Among the lines of this material, find those holding the word "network" and report how many there are, with nothing added.

### Data for the task
<<<<
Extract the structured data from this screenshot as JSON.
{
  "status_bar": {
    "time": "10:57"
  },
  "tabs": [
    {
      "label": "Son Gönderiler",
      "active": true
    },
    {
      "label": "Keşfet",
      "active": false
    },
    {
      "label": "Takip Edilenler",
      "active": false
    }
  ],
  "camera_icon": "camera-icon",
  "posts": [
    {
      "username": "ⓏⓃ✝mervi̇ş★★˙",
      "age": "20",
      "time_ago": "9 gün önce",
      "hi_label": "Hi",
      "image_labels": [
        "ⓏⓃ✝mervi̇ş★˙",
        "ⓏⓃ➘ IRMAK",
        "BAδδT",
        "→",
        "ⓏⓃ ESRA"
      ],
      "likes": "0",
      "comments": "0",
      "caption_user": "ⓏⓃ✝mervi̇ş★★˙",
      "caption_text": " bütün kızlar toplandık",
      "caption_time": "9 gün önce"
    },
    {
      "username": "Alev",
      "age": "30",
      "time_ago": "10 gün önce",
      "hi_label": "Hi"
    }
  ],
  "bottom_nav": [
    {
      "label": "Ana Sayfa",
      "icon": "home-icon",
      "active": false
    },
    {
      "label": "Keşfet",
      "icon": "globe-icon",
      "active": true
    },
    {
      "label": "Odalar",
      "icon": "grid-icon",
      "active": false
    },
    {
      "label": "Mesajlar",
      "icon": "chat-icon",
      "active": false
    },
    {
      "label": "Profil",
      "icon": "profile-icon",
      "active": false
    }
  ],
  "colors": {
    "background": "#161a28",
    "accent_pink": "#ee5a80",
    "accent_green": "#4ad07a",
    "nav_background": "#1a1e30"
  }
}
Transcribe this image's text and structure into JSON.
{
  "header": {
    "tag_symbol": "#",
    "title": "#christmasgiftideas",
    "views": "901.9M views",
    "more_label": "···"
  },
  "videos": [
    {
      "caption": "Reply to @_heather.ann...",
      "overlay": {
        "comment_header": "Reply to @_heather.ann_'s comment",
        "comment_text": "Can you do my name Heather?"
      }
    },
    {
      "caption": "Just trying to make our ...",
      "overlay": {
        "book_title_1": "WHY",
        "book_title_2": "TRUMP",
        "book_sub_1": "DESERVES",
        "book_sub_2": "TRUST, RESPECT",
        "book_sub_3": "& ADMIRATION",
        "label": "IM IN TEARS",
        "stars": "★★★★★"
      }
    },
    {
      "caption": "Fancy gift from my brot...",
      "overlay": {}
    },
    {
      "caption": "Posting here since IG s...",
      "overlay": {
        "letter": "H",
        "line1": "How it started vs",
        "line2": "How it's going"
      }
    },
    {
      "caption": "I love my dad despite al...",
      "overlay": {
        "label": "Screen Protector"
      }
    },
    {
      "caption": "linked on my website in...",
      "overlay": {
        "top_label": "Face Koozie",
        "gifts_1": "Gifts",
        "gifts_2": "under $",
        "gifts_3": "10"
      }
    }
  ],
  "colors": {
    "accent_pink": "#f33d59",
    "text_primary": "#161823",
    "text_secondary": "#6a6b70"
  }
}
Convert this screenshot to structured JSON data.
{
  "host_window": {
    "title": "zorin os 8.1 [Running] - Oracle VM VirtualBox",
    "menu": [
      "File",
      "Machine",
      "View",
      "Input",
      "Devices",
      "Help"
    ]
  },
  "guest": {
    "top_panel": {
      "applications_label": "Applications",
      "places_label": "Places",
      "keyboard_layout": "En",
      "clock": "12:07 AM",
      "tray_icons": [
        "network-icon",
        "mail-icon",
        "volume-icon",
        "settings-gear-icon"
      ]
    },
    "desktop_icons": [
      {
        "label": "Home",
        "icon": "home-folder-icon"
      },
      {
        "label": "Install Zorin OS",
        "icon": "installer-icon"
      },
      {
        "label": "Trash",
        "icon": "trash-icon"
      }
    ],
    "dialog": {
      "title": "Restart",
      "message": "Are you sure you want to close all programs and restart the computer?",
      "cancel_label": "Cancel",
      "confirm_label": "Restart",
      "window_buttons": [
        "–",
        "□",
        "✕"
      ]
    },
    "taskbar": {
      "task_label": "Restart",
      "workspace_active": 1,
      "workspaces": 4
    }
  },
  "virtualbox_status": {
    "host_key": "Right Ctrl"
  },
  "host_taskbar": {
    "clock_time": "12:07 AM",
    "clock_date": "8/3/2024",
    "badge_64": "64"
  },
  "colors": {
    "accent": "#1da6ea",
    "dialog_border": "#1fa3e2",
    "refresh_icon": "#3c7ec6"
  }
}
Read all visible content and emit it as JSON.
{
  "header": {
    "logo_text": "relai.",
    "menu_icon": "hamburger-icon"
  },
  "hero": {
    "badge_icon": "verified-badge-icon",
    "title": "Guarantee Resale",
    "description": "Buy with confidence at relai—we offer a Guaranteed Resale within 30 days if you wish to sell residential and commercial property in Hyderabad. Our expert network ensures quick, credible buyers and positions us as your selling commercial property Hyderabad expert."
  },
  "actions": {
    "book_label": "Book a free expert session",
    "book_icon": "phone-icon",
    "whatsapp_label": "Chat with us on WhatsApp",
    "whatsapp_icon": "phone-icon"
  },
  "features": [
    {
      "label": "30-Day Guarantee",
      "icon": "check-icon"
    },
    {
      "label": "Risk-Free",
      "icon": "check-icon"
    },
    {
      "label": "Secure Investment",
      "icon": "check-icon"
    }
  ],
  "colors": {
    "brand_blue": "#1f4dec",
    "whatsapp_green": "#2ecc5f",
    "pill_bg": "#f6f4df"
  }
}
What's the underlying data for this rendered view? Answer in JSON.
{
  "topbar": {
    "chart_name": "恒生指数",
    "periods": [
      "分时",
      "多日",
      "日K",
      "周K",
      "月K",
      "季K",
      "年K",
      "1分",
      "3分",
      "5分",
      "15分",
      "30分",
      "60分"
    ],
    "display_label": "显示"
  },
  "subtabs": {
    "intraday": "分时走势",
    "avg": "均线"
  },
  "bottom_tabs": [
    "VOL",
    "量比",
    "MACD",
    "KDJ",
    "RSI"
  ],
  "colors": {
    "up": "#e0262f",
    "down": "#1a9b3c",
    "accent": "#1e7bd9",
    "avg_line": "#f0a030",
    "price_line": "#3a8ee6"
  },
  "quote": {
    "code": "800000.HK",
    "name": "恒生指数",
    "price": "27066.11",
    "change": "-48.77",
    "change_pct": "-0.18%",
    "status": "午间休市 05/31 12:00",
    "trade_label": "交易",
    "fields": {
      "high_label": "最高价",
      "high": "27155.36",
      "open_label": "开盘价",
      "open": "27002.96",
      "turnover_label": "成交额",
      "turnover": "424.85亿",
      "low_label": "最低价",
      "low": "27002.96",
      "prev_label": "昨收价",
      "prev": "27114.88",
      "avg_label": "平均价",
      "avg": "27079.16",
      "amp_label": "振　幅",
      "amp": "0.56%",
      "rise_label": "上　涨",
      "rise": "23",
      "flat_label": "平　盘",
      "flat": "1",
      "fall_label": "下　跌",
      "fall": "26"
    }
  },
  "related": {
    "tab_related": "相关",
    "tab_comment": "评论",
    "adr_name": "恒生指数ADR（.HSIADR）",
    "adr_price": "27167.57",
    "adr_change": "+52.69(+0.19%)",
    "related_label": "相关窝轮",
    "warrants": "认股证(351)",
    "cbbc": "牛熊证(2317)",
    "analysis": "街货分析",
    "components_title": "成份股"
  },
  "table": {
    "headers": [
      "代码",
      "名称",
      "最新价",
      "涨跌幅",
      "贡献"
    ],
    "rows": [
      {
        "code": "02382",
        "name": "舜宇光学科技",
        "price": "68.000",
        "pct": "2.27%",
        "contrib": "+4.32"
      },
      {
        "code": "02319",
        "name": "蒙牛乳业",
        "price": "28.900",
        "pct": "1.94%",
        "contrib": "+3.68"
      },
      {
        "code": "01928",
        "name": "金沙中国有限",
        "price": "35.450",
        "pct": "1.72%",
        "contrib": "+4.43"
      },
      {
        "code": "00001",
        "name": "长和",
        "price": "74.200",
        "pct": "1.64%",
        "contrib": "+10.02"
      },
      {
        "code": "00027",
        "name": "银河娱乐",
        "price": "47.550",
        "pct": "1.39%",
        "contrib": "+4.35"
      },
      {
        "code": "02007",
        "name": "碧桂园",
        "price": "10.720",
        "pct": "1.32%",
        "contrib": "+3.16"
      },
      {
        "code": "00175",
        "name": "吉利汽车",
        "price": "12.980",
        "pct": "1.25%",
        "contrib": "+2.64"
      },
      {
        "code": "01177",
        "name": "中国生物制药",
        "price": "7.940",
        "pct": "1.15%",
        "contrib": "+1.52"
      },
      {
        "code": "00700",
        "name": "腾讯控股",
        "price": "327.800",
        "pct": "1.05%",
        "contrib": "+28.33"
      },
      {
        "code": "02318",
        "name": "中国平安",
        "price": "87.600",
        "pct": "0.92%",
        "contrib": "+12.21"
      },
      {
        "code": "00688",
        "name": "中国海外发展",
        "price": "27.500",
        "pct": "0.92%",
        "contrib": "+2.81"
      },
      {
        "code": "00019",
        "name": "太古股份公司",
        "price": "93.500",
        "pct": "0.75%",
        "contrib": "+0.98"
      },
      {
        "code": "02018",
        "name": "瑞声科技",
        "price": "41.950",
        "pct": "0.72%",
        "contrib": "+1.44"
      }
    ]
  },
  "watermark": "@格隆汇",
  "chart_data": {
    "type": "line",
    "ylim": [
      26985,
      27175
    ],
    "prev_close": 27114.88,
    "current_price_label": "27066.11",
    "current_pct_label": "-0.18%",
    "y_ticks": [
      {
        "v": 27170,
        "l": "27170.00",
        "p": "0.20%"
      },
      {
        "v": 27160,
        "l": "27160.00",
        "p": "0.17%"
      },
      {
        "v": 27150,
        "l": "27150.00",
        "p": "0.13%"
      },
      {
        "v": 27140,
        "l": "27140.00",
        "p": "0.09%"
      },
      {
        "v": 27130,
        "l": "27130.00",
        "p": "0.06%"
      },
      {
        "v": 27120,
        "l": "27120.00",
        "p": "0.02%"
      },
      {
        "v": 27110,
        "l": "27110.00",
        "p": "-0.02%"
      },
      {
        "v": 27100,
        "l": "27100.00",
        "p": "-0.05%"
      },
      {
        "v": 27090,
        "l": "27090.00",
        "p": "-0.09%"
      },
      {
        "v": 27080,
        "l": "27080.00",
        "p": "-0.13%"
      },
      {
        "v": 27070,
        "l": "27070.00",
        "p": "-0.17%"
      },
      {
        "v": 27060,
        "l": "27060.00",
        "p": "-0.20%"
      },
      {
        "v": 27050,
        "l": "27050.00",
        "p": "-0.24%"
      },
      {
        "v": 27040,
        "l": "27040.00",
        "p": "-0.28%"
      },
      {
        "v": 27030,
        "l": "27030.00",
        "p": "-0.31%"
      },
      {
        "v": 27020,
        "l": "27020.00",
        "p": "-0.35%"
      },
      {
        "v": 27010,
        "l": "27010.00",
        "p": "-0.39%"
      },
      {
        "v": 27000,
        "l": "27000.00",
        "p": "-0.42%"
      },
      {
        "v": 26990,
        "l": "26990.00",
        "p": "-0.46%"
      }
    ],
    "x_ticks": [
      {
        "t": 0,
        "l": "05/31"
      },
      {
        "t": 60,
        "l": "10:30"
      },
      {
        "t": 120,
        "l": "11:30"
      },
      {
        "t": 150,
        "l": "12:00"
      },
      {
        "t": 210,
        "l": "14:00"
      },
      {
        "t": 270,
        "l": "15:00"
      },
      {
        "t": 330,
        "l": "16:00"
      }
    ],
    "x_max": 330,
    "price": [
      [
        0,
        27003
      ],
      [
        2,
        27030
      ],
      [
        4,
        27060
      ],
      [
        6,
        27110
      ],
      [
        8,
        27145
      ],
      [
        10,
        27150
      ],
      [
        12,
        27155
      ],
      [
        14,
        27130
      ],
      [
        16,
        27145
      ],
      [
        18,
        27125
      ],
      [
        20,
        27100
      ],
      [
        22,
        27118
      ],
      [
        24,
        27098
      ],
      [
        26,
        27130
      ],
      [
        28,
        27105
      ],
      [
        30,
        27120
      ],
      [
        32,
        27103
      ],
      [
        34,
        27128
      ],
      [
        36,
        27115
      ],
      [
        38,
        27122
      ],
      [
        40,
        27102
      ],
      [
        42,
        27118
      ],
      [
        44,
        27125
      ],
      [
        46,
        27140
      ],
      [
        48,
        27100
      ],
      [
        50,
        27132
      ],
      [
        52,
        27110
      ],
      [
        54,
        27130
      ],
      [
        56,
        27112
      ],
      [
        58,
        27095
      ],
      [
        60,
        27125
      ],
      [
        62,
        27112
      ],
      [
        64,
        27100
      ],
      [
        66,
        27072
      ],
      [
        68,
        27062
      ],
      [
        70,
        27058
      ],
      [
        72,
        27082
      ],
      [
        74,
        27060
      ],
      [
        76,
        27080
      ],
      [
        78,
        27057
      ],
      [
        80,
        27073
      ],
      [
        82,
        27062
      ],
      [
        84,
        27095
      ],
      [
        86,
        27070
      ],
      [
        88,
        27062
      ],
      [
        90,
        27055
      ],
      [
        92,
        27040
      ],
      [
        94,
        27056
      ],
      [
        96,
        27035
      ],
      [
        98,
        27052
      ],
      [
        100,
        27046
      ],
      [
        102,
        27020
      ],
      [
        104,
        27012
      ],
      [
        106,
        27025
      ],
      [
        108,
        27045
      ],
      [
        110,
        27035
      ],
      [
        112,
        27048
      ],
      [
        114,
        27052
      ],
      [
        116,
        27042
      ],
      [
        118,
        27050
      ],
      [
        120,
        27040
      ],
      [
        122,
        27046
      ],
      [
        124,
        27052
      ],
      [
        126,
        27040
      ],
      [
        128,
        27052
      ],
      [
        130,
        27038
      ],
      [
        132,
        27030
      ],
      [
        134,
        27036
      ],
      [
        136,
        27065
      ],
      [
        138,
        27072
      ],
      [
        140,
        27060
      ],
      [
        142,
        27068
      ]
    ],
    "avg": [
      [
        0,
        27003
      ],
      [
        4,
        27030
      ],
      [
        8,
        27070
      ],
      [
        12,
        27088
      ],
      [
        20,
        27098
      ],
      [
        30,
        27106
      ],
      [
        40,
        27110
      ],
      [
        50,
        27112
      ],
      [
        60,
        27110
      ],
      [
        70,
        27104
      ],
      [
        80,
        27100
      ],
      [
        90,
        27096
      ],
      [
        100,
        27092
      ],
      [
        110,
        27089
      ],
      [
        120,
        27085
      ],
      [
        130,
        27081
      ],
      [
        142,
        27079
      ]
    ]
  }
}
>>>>
### Reply to the task
2